Mead-Fox has been with the PWRC since September 2019 and has been balancing his studies with working for the City of Vancouver in their GI implementation branch. Vancouver is progressive in their approach to GI with leading standards that push the municipality towards immediate implementation. The City defines GI as “an approach to water management that mimics the natural water cycle by reducing and treating rainwater at its source while delivering environmental, social, and economic benefits.” The current system of highly paved urban spaces puts high pressure on stormwater systems during heavy rainfall events. The impermeable paved infrastructure forces precipitation to flow into drains and can overwhelm the system. GI has the ability to reduce this stress by absorbing and filtering water through natural systems of plants and soils. This approach is an important part of future plans as climate change is projected to increase the yearly precipitation that Vancouver experiences.
Mead-Fox is passionate about GI and wants to help municipalities realize the many potential benefits of GI systems that can contribute to enhanced water security and urban well-being, such as rainwater management, improved mental health, habitat restoration, improved air quality, shoreline resiliency, and a reduction of the urban heat island effect.
A key part of the City’s rainwater management and GI planning is adaptive management, which brings flexibility and adaptability. Mead-Fox is leading his research with this principle and is currently studying cases of adaptive GI implementation around the world to inform the City of best practices and key learnings. This work will help create a policy recommendation for application of adaptive management to improve the performance of GI systems and increase the adoption of innovative technologies. His research will result in direct benefits to engineers implementing GI in the private and public sector.
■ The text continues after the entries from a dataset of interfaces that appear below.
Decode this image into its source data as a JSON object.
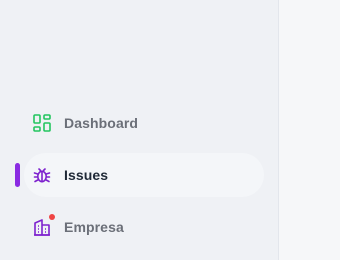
{
  "sidebar": {
    "items": [
      {
        "label": "Dashboard",
        "icon": "dashboard-grid-icon",
        "active": false,
        "icon_color": "#22c55e"
      },
      {
        "label": "Issues",
        "icon": "bug-icon",
        "active": true,
        "icon_color": "#7e22ce"
      },
      {
        "label": "Empresa",
        "icon": "building-icon",
        "active": false,
        "icon_color": "#7e22ce",
        "badge_color": "#ef4444"
      }
    ],
    "active_indicator_color": "#8a2be2"
  }
}
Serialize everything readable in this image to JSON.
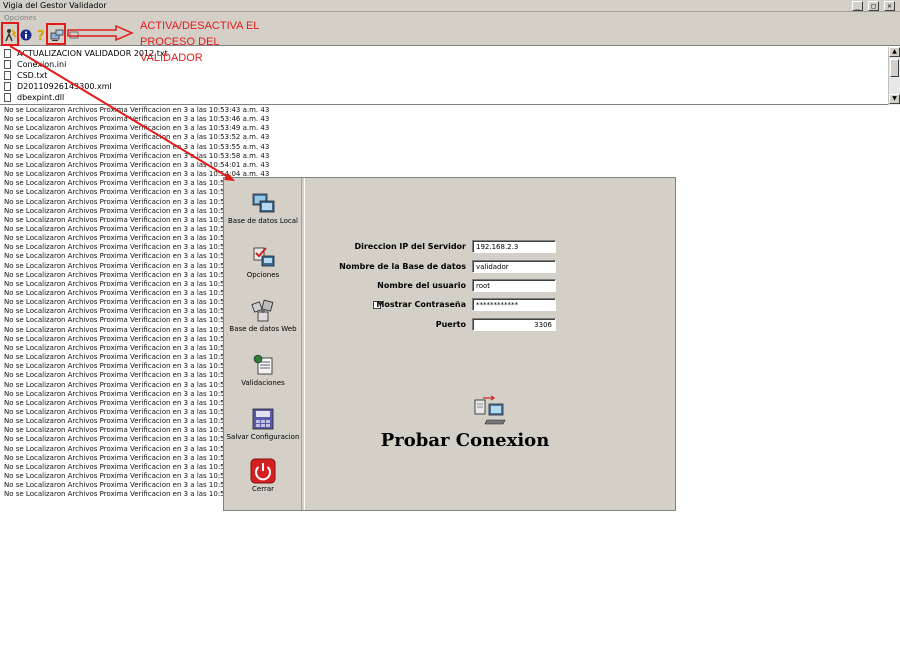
{
  "window": {
    "title": "Vigia del Gestor Validador",
    "min": "_",
    "max": "□",
    "close": "✕"
  },
  "menu": {
    "label": "Opciones"
  },
  "files": [
    "ACTUALIZACION VALIDADOR 2012.txt",
    "Conexion.ini",
    "CSD.txt",
    "D20110926143300.xml",
    "dbexpint.dll"
  ],
  "log_lines": [
    "No se Localizaron Archivos Proxima Verificacion en 3 a las 10:53:43 a.m.  43",
    "No se Localizaron Archivos Proxima Verificacion en 3 a las 10:53:46 a.m.  43",
    "No se Localizaron Archivos Proxima Verificacion en 3 a las 10:53:49 a.m.  43",
    "No se Localizaron Archivos Proxima Verificacion en 3 a las 10:53:52 a.m.  43",
    "No se Localizaron Archivos Proxima Verificacion en 3 a las 10:53:55 a.m.  43",
    "No se Localizaron Archivos Proxima Verificacion en 3 a las 10:53:58 a.m.  43",
    "No se Localizaron Archivos Proxima Verificacion en 3 a las 10:54:01 a.m.  43",
    "No se Localizaron Archivos Proxima Verificacion en 3 a las 10:54:04 a.m.  43",
    "No se Localizaron Archivos Proxima Verificacion en 3 a las 10:54:",
    "No se Localizaron Archivos Proxima Verificacion en 3 a las 10:54:",
    "No se Localizaron Archivos Proxima Verificacion en 3 a las 10:54:",
    "No se Localizaron Archivos Proxima Verificacion en 3 a las 10:54:",
    "No se Localizaron Archivos Proxima Verificacion en 3 a las 10:54:",
    "No se Localizaron Archivos Proxima Verificacion en 3 a las 10:54:",
    "No se Localizaron Archivos Proxima Verificacion en 3 a las 10:54:",
    "No se Localizaron Archivos Proxima Verificacion en 3 a las 10:54:",
    "No se Localizaron Archivos Proxima Verificacion en 3 a las 10:54:",
    "No se Localizaron Archivos Proxima Verificacion en 3 a las 10:54:",
    "No se Localizaron Archivos Proxima Verificacion en 3 a las 10:54:",
    "No se Localizaron Archivos Proxima Verificacion en 3 a las 10:54:",
    "No se Localizaron Archivos Proxima Verificacion en 3 a las 10:54:",
    "No se Localizaron Archivos Proxima Verificacion en 3 a las 10:54:",
    "No se Localizaron Archivos Proxima Verificacion en 3 a las 10:54:",
    "No se Localizaron Archivos Proxima Verificacion en 3 a las 10:54:",
    "No se Localizaron Archivos Proxima Verificacion en 3 a las 10:54:",
    "No se Localizaron Archivos Proxima Verificacion en 3 a las 10:55:",
    "No se Localizaron Archivos Proxima Verificacion en 3 a las 10:55:",
    "No se Localizaron Archivos Proxima Verificacion en 3 a las 10:55:",
    "No se Localizaron Archivos Proxima Verificacion en 3 a las 10:55:",
    "No se Localizaron Archivos Proxima Verificacion en 3 a las 10:55:",
    "No se Localizaron Archivos Proxima Verificacion en 3 a las 10:55:",
    "No se Localizaron Archivos Proxima Verificacion en 3 a las 10:55:",
    "No se Localizaron Archivos Proxima Verificacion en 3 a las 10:55:",
    "No se Localizaron Archivos Proxima Verificacion en 3 a las 10:55:",
    "No se Localizaron Archivos Proxima Verificacion en 3 a las 10:55:",
    "No se Localizaron Archivos Proxima Verificacion en 3 a las 10:55:",
    "No se Localizaron Archivos Proxima Verificacion en 3 a las 10:55:",
    "No se Localizaron Archivos Proxima Verificacion en 3 a las 10:55:",
    "No se Localizaron Archivos Proxima Verificacion en 3 a las 10:55:",
    "No se Localizaron Archivos Proxima Verificacion en 3 a las 10:55:",
    "No se Localizaron Archivos Proxima Verificacion en 3 a las 10:55:",
    "No se Localizaron Archivos Proxima Verificacion en 3 a las 10:55:",
    "No se Localizaron Archivos Proxima Verificacion en 3 a las 10:55:"
  ],
  "annotation": {
    "lines": [
      "ACTIVA/DESACTIVA EL",
      "PROCESO DEL",
      "VALIDADOR"
    ],
    "color": "#e21b1b"
  },
  "dialog": {
    "nav": [
      {
        "label": "Base de datos Local",
        "icon": "database-local-icon"
      },
      {
        "label": "Opciones",
        "icon": "options-icon"
      },
      {
        "label": "Base de datos Web",
        "icon": "database-web-icon"
      },
      {
        "label": "Validaciones",
        "icon": "validations-icon"
      },
      {
        "label": "Salvar Configuracion",
        "icon": "save-config-icon"
      },
      {
        "label": "Cerrar",
        "icon": "power-icon"
      }
    ],
    "fields": {
      "server_ip": {
        "label": "Direccion IP del Servidor",
        "value": "192.168.2.3"
      },
      "db_name": {
        "label": "Nombre de la Base de datos",
        "value": "validador"
      },
      "user": {
        "label": "Nombre del usuario",
        "value": "root"
      },
      "password": {
        "label": "Mostrar Contraseña",
        "value": "************",
        "show_checked": false
      },
      "port": {
        "label": "Puerto",
        "value": "3306"
      }
    },
    "test_button": {
      "label": "Probar Conexion"
    }
  }
}
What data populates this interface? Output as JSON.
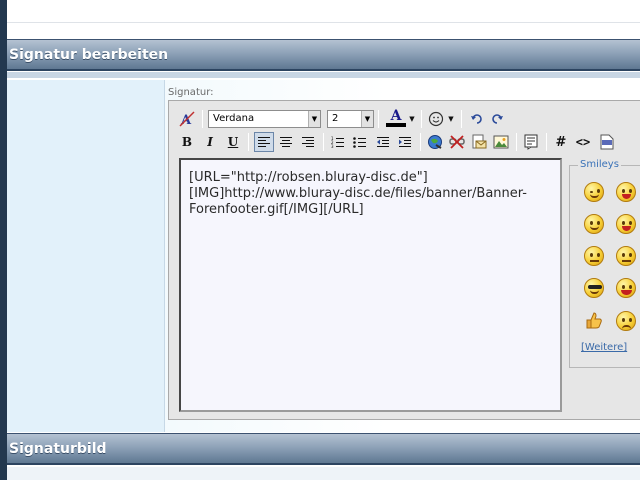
{
  "sections": {
    "signature_header": "Signatur bearbeiten",
    "signature_image_header": "Signaturbild"
  },
  "editor": {
    "label": "Signatur:",
    "font": "Verdana",
    "size": "2",
    "content": "[URL=\"http://robsen.bluray-disc.de\"][IMG]http://www.bluray-disc.de/files/banner/Banner-Forenfooter.gif[/IMG][/URL]"
  },
  "toolbar": {
    "row1_icons": [
      "remove-format-icon",
      "font-select",
      "size-select",
      "text-color-icon",
      "smiley-menu-icon",
      "undo-icon",
      "redo-icon"
    ],
    "row2_icons": [
      "bold-icon",
      "italic-icon",
      "underline-icon",
      "align-left-icon",
      "align-center-icon",
      "align-right-icon",
      "ordered-list-icon",
      "unordered-list-icon",
      "outdent-icon",
      "indent-icon",
      "insert-link-icon",
      "remove-link-icon",
      "insert-email-icon",
      "insert-image-icon",
      "quote-icon",
      "code-hash-icon",
      "html-icon",
      "php-icon"
    ],
    "bold": "B",
    "italic": "I",
    "underline": "U",
    "text_color": "A",
    "hash": "#",
    "html": "<>"
  },
  "smileys": {
    "legend": "Smileys",
    "more_link": "[Weitere]"
  },
  "colors": {
    "header_gradient_top": "#b4c2d2",
    "header_gradient_bottom": "#5f7892",
    "outer_background": "#23384f",
    "text_color_bar": "#000000",
    "smiley_legend": "#3a72b8"
  }
}
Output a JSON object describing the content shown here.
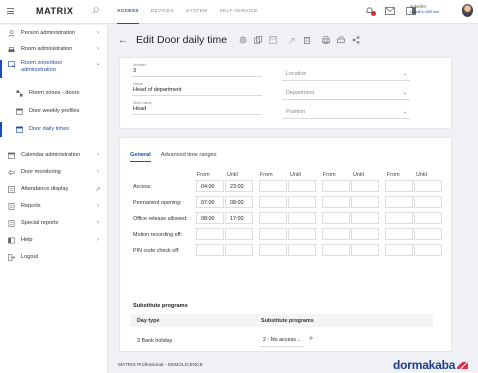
{
  "app": {
    "brand": "MATRIX"
  },
  "top_tabs": [
    "ACCESS",
    "DEVICES",
    "SYSTEM",
    "SELF-SERVICE"
  ],
  "user": {
    "name": "sckrefer",
    "logoff": "Logoff in 899 min"
  },
  "sidebar": {
    "items": [
      {
        "label": "Person administration",
        "icon": "person-icon"
      },
      {
        "label": "Room administration",
        "icon": "room-icon"
      },
      {
        "label": "Room zone/door administration",
        "icon": "room-zone-icon"
      },
      {
        "label": "Room zones - doors",
        "icon": "zones-doors-icon"
      },
      {
        "label": "Door weekly profiles",
        "icon": "calendar-icon"
      },
      {
        "label": "Door daily times",
        "icon": "calendar-icon"
      },
      {
        "label": "Calendar administration",
        "icon": "calendar-icon"
      },
      {
        "label": "Door monitoring",
        "icon": "door-icon"
      },
      {
        "label": "Attendance display",
        "icon": "list-icon"
      },
      {
        "label": "Reports",
        "icon": "report-icon"
      },
      {
        "label": "Special reports",
        "icon": "report-icon"
      },
      {
        "label": "Help",
        "icon": "help-icon"
      },
      {
        "label": "Logout",
        "icon": "logout-icon"
      }
    ]
  },
  "page": {
    "title": "Edit Door daily time"
  },
  "form": {
    "number": {
      "label": "Number",
      "value": "3"
    },
    "name": {
      "label": "Name",
      "value": "Head of department"
    },
    "short_name": {
      "label": "Short name",
      "value": "Head"
    },
    "location": {
      "placeholder": "Location"
    },
    "department": {
      "placeholder": "Department"
    },
    "position": {
      "placeholder": "Position"
    }
  },
  "tabs": [
    "General",
    "Advanced time ranges"
  ],
  "times": {
    "headers": [
      "From",
      "Until",
      "From",
      "Until",
      "From",
      "Until",
      "From",
      "Until"
    ],
    "rows": [
      {
        "label": "Access:",
        "values": [
          "04:00",
          "23:00",
          "",
          "",
          "",
          "",
          "",
          ""
        ]
      },
      {
        "label": "Permanent opening:",
        "values": [
          "07:00",
          "08:00",
          "",
          "",
          "",
          "",
          "",
          ""
        ]
      },
      {
        "label": "Office release allowed:",
        "values": [
          "08:00",
          "17:00",
          "",
          "",
          "",
          "",
          "",
          ""
        ]
      },
      {
        "label": "Motion recording off:",
        "values": [
          "",
          "",
          "",
          "",
          "",
          "",
          "",
          ""
        ]
      },
      {
        "label": "PIN code check off:",
        "values": [
          "",
          "",
          "",
          "",
          "",
          "",
          "",
          ""
        ]
      }
    ]
  },
  "substitute": {
    "title": "Substitute programs",
    "col_day_type": "Day type",
    "col_programs": "Substitute programs",
    "rows": [
      {
        "day_type": "3 Bank holiday",
        "program": "2 - No access"
      }
    ]
  },
  "footer": {
    "copyright": "MATRIX Professional - DEMOLICENCE",
    "logo": "dormakaba"
  },
  "colors": {
    "accent": "#1d4ea8",
    "alert": "#e02a2a",
    "logo": "#1a3d8f",
    "logo_mark": "#e0304e"
  }
}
Greener cities will not only build climate resilience, but create more beautiful spaces for us to live, work and play in.
Are you interested in learning more and getting involved with green infrastructure in your community? You can adopt a catch basin through the City of Vancouver to protect against flooding in your community. You can also volunteer for the Green Streets program by tending to a garden at traffic circles and street corners. You can also browse through the City of Vancouver’s Rain City Strategy and Rainwater Management Bulletin documents.
The Pacific Water Research Center is leading a GI community initiative called the North Shore Rain Garden Project. Rain gardens filter rainwater through natural systems to ease pressure on municipal stormwater systems and improve water quality. They can also protect creeks and increase climate resilience. The goal of this project is to empower communities to address the impacts of flooding on ecosystems, property and stormwater systems. Learn more here.
This is the first in a series of blog posts that will introduce the research that the PWRC is conducting and the leading researcher. Follow along with us on Facebook, Twitter and Instagram to learn more and stay up to date with our activities.
We respectfully acknowledge that the PWRC operates on the unceded traditional territories of the Coast Salish peoples of the Musqueam, Squamish, and Tsleil-Waututh Nations.